TBD: With so much data across several success stories, clearly what Thanx is doing is working. What’s kept businesses from utilizing this type of service?

ZG: I think one is absolutely what I highlighted before. There’s a mentality shift from this is “nice to have” to this is “mission-critical to my success.” Yes, it’s going to cost money up front and that’s scary. It’s scary for small, medium, or even large business operators to make an investment that takes time to pay off. It has to be long-term thinkers in order to justify it. That’s probably the number one. What we don’t promise anywhere is, snap your fingers and your revenue goes up tomorrow the day after you implement. That’s not realistic. That’s not how this technology works and not something we can promise.

In many ways that ties back to why these third-party delivery companies have been so successful in getting restaurants on board. They can indeed, snap their fingers, and tomorrow you’ll see more revenue than you saw the day before. That feels good, confirming that it’s a “good decision.” The problem is those relationships are at risk of being bad for your business long-term. Whereas investing in your own direct relationship with customers has negligible near term impact, but long-term it’s your only way to thrive in a digital-enabled world. That’s a tough dichotomy that, historically, sees only the most long-term focused brands thinking about this as a good investment.

TBD: If you were to start a new retail business/restaurant today, what would you do to survive and stand out?

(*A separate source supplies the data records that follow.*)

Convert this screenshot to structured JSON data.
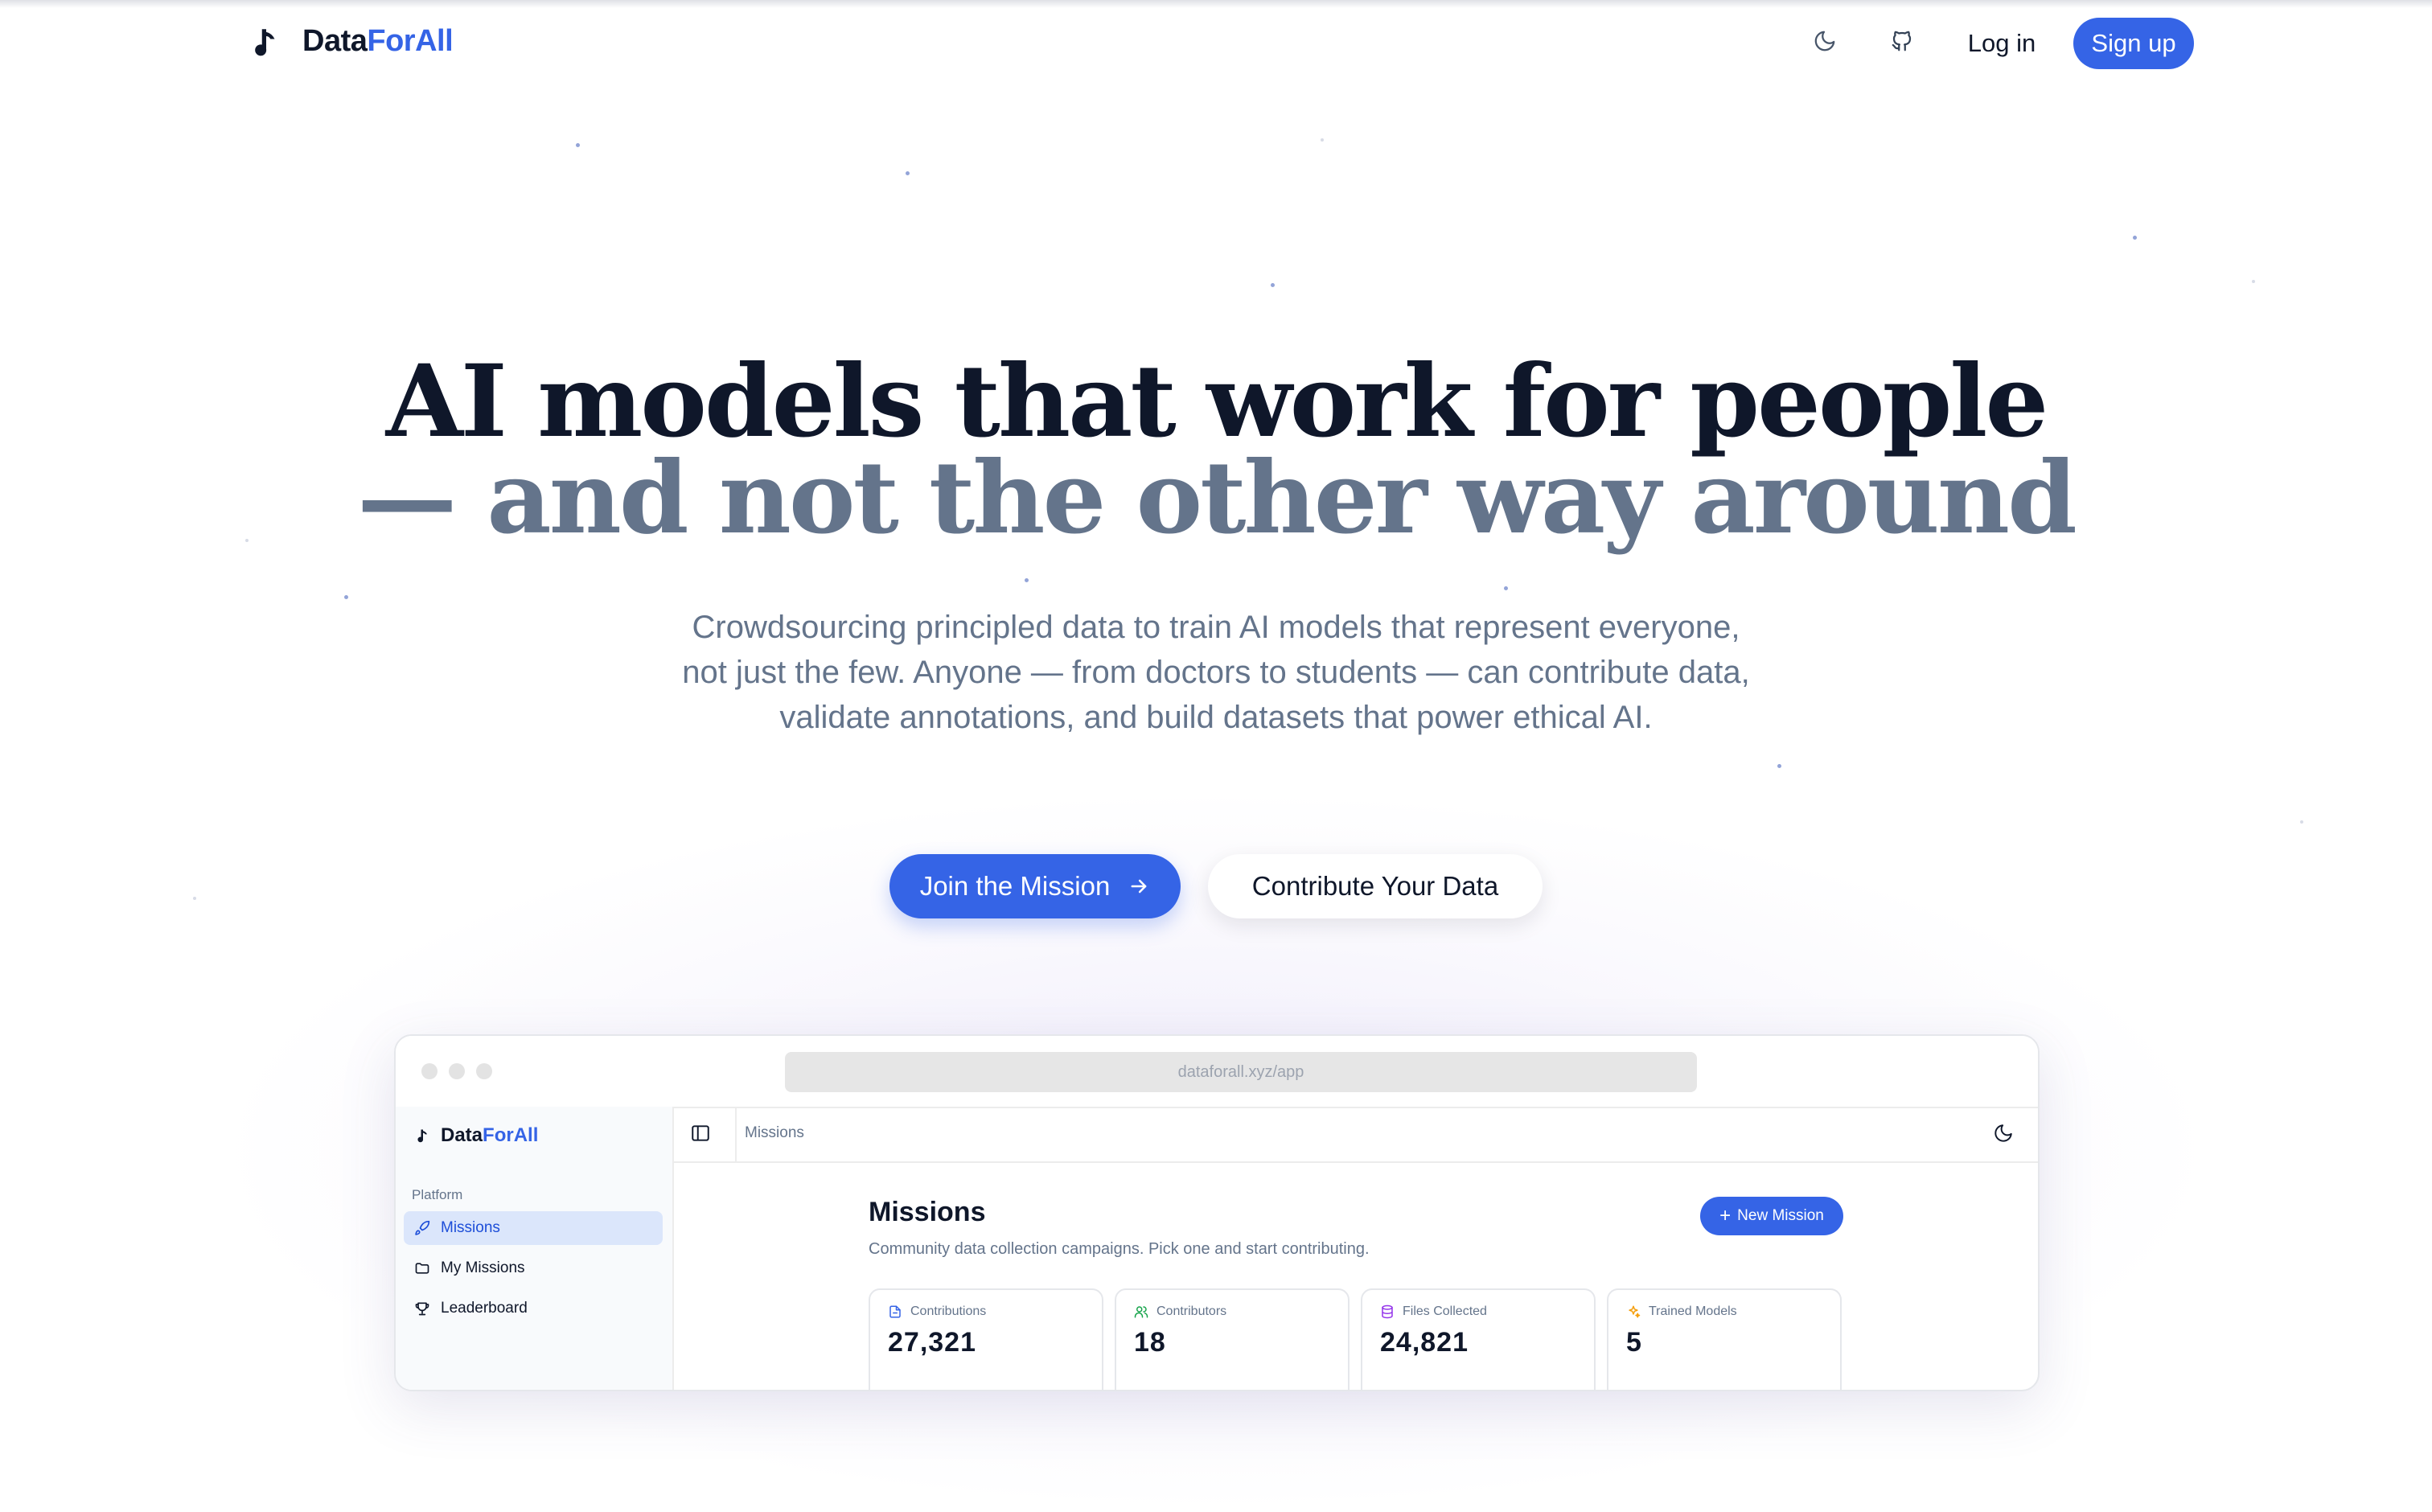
{
  "nav": {
    "logo_part1": "Data",
    "logo_part2": "ForAll",
    "theme_icon": "moon-icon",
    "github_icon": "github-icon",
    "login_label": "Log in",
    "signup_label": "Sign up"
  },
  "hero": {
    "title_line1": "AI models that work for people",
    "title_line2": "— and not the other way around",
    "subtitle": "Crowdsourcing principled data to train AI models that represent everyone, not just the few. Anyone — from doctors to students — can contribute data, validate annotations, and build datasets that power ethical AI.",
    "primary_cta": "Join the Mission",
    "secondary_cta": "Contribute Your Data"
  },
  "preview": {
    "url": "dataforall.xyz/app",
    "sidebar": {
      "logo_part1": "Data",
      "logo_part2": "ForAll",
      "section_label": "Platform",
      "items": [
        {
          "label": "Missions",
          "icon": "rocket-icon",
          "active": true
        },
        {
          "label": "My Missions",
          "icon": "folder-icon",
          "active": false
        },
        {
          "label": "Leaderboard",
          "icon": "trophy-icon",
          "active": false
        }
      ]
    },
    "breadcrumb": "Missions",
    "page_title": "Missions",
    "page_subtitle": "Community data collection campaigns. Pick one and start contributing.",
    "new_button": "New Mission",
    "stats": [
      {
        "label": "Contributions",
        "value": "27,321",
        "icon": "file-icon",
        "color": "#3564e6"
      },
      {
        "label": "Contributors",
        "value": "18",
        "icon": "users-icon",
        "color": "#16a34a"
      },
      {
        "label": "Files Collected",
        "value": "24,821",
        "icon": "database-icon",
        "color": "#9333ea"
      },
      {
        "label": "Trained Models",
        "value": "5",
        "icon": "sparkles-icon",
        "color": "#f59e0b"
      }
    ]
  },
  "colors": {
    "accent": "#3564e6",
    "heading": "#0f172a",
    "muted": "#64748b"
  }
}
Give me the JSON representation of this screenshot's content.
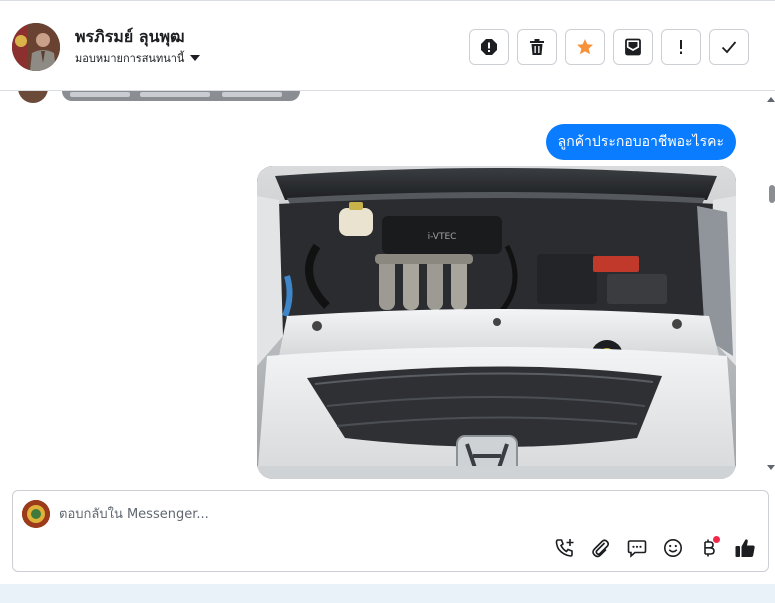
{
  "header": {
    "contact_name": "พรภิรมย์ ลุนพุฒ",
    "assign_label": "มอบหมายการสนทนานี้",
    "toolbar": [
      {
        "name": "alert-circle-button",
        "icon": "alert-circle-icon"
      },
      {
        "name": "delete-button",
        "icon": "trash-icon"
      },
      {
        "name": "star-button",
        "icon": "star-icon"
      },
      {
        "name": "mark-unread-button",
        "icon": "envelope-icon"
      },
      {
        "name": "follow-up-button",
        "icon": "exclamation-icon"
      },
      {
        "name": "mark-done-button",
        "icon": "check-icon"
      }
    ]
  },
  "thread": {
    "message_text": "ลูกค้าประกอบอาชีพอะไรคะ",
    "attachment": "car-engine-photo"
  },
  "composer": {
    "placeholder": "ตอบกลับใน Messenger...",
    "actions": [
      "phone-add-icon",
      "paperclip-icon",
      "chat-bubble-icon",
      "smiley-icon",
      "baht-icon",
      "thumbs-up-icon"
    ]
  },
  "colors": {
    "accent": "#0a7cff",
    "star": "#f7923a",
    "badge": "#f02849"
  }
}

ZG: Interesting. For starters, I actually think now is a great time to be starting a new business in this category. It’s sad to say, but we’re going to see some businesses that are way behind on this forward-looking approach that are not going to make it. Overall, that will create opportunity. There will be real estate availability that hasn’t existed in decades. There will be consumers looking for new innovative brands.

We will see a return to what I would call experiential dining in the restaurant space and more broadly, experiences. I think what we’re going to find are businesses that can actually do both and have really unique reasons for you to go on site. Whether those are games or a special bar or an Instagram experience or whatever it is. A strong, easy enough to use digital platform that people can engage with the brand even when they’re not present will be critical. Historically, that’s been hard to pull off. Brands have gone one way or another. They’ve gone white tablecloth restaurant or drive-thru. I think we’re going to start seeing more hybrids of those types of business models.

That truly is what the modern customer wants. When they go out, they want to have something unique about that experience. Otherwise, it’s not worth it. They’d rather be in the comfort of their home. And when they don’t want to go out, they need the clothes or the food or whatever delivered to them as conveniently as possible. The measure of what’s going to stick post-COVID is very clearly whatever ends up being easiest for consumers, but that doesn’t mean that there’ll be an elimination of special occasions or the unique experiences that people who have been cooped up in their houses are going to be really desperate for.

To keep up with Zach, you can follow him on twitter or visit the company website to learn more about Thanx. For those interested in digging deeper into how the restaurant industry is evolving, check out the insightful interviews on the company’s podcast Food Fighters.

We'd love to hear your thoughts and perspectives @tobedisrupted